By the time we published this recommendation, there was only one retrospective study that came out of China. In that study patients with ARDS who received steroids had a lower risk of death compared with those who didn’t receive steroids. Again, it’s an observational study, but the point estimate was consistent with the indirect evidence from RCTs. Therefore we suggested issuing a weak recommendation for using corticosteroids in this population.
I have to mention that there were a few panel members who preferred that we did not issue a recommendation. They felt that there is a huge uncertainty regarding this aspect that wouldn’t warrant a recommendation at this point.
The good news is that there are ongoing RCTs at the moment that will allow us to make a more informed recommendation in the future.
Roman Jaeschke: We give suggestions to use steroids in ARDS but not to use them in COVID-19-related pneumonia. Sometimes it may be difficult to distinguish between these two. Any comments?
Waleed Alhazzani: It’s a great and challenging question. ARDS is a syndromic presentation. It’s likely a condition that has several phenotypes.
We did not address this specific point in the guideline, so whatever I’m going to say represents my own opinion.
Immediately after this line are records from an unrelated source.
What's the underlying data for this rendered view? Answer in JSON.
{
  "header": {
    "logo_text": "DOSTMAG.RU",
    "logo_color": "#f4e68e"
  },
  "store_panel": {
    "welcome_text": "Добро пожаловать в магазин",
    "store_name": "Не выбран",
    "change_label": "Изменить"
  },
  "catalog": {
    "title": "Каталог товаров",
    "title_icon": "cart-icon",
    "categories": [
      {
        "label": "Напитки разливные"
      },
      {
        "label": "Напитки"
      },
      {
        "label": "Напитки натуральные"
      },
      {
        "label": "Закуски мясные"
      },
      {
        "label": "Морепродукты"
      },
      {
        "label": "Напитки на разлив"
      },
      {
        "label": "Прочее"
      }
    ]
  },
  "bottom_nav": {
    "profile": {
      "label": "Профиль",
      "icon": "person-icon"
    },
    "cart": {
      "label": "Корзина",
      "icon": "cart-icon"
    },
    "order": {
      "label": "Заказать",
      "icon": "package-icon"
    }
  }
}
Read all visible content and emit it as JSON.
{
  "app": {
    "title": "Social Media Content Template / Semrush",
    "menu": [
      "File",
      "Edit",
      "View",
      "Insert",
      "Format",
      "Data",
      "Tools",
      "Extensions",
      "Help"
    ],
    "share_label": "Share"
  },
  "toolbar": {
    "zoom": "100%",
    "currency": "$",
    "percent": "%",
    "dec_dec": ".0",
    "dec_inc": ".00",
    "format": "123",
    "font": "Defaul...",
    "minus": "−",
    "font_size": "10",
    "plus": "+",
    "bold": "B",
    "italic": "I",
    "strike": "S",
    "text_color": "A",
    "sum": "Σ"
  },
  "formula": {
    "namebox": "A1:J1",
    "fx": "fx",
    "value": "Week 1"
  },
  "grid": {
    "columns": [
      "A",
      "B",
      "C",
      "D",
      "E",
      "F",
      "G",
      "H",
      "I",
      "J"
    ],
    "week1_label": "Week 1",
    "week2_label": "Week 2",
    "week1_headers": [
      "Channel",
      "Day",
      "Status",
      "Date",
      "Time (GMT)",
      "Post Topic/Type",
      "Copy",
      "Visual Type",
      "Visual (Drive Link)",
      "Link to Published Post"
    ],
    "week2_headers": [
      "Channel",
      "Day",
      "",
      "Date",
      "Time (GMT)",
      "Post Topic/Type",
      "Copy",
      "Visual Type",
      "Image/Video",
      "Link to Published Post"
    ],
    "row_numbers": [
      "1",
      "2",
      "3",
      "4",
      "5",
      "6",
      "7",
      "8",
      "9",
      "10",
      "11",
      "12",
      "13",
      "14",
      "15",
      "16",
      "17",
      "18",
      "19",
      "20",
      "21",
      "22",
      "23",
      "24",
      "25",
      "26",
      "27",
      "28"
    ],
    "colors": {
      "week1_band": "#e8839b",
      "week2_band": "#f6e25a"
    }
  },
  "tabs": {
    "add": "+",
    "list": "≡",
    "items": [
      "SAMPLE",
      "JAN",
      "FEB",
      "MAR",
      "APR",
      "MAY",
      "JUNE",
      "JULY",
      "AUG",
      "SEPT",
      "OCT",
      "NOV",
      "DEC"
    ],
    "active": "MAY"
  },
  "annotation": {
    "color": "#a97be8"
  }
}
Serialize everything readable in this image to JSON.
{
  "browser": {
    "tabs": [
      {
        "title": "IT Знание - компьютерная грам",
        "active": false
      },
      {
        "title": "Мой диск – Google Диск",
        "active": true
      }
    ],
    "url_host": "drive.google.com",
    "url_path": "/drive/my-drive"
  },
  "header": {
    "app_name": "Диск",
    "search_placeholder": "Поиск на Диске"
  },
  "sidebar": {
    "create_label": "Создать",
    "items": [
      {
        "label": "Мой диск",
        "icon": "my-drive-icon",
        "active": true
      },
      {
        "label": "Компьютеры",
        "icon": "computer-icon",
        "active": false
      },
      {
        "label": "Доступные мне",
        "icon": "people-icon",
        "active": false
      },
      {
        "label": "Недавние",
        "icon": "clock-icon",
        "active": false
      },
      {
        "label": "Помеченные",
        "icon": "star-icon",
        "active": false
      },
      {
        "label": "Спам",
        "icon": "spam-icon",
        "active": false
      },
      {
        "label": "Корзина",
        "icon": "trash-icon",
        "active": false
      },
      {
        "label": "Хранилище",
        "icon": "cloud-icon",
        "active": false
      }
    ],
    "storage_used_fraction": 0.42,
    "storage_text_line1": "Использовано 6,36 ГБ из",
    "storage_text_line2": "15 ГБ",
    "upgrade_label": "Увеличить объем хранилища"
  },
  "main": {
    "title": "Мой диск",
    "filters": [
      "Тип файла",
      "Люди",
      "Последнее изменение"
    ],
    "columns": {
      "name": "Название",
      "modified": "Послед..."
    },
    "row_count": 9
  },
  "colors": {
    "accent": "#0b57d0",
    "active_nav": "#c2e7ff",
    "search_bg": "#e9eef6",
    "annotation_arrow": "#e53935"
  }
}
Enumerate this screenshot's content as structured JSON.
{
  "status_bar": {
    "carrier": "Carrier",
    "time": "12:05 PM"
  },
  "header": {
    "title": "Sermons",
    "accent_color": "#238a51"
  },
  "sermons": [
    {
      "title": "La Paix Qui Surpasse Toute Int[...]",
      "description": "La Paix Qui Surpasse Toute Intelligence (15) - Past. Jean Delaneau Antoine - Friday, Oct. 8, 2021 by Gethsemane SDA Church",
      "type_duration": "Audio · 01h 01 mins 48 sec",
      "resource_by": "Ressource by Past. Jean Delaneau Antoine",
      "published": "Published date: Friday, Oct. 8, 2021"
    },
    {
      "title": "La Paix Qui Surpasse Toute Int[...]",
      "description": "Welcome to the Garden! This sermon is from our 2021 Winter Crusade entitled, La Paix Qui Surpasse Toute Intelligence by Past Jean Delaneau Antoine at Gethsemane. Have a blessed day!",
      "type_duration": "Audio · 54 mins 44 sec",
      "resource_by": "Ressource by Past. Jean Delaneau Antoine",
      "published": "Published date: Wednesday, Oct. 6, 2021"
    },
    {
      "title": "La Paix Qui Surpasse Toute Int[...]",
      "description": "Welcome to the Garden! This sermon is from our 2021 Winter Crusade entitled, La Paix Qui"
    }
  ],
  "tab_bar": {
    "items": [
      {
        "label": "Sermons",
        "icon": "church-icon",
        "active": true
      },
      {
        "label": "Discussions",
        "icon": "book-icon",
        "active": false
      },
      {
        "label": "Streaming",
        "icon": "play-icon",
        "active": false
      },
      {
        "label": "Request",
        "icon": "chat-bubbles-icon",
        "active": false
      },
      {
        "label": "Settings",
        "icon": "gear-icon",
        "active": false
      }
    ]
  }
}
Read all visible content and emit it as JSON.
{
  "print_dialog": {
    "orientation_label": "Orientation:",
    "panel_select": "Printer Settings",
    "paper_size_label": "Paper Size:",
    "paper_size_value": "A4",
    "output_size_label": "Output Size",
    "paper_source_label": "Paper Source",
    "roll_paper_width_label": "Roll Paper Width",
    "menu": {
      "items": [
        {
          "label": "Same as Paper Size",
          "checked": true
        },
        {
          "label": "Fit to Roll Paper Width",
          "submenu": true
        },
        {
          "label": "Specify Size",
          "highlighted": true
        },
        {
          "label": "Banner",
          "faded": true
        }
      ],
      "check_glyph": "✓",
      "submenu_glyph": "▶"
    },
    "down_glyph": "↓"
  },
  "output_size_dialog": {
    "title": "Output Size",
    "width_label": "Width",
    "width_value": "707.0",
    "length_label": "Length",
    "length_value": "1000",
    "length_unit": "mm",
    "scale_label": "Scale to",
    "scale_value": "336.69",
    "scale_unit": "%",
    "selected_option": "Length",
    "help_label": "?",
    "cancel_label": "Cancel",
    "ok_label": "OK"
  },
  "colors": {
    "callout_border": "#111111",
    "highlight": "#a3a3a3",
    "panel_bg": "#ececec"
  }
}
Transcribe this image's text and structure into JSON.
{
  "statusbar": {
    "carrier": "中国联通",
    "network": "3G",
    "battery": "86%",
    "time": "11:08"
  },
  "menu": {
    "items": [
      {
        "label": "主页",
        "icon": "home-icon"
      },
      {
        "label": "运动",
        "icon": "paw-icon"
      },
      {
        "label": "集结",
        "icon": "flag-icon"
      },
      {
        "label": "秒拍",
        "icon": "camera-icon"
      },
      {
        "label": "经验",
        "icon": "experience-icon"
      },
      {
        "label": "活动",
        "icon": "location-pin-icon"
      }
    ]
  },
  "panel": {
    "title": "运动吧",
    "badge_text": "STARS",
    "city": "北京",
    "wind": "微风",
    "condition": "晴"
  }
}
Patients who have classic ARDS usually have poor lung compliance, very stiff lungs, and they meet the criteria of the Berlin definition that we talked about previously [see COVID-19: CPGs for critically ill patients. Part 4: More on ventilatory support]. The recent anecdotes or impression when talking with colleagues who have seen a large number of patients in their centers is that in most patients who are hypoxemic in the ICU and have at least normal or moderate lung compliance they felt that the mechanism of hypoxemia is not directly related to ARDS itself and that it was probably related to other mechanisms. Therefore clinicians should use their best judgement and experience when trying to decide whether these patients have ARDS. There is no clear-cut distinction. But I would say those with poor compliance, requiring high pressures to improve oxygenation, those are probably the patients who have ARDS and they should probably be treated within the context of ARDS.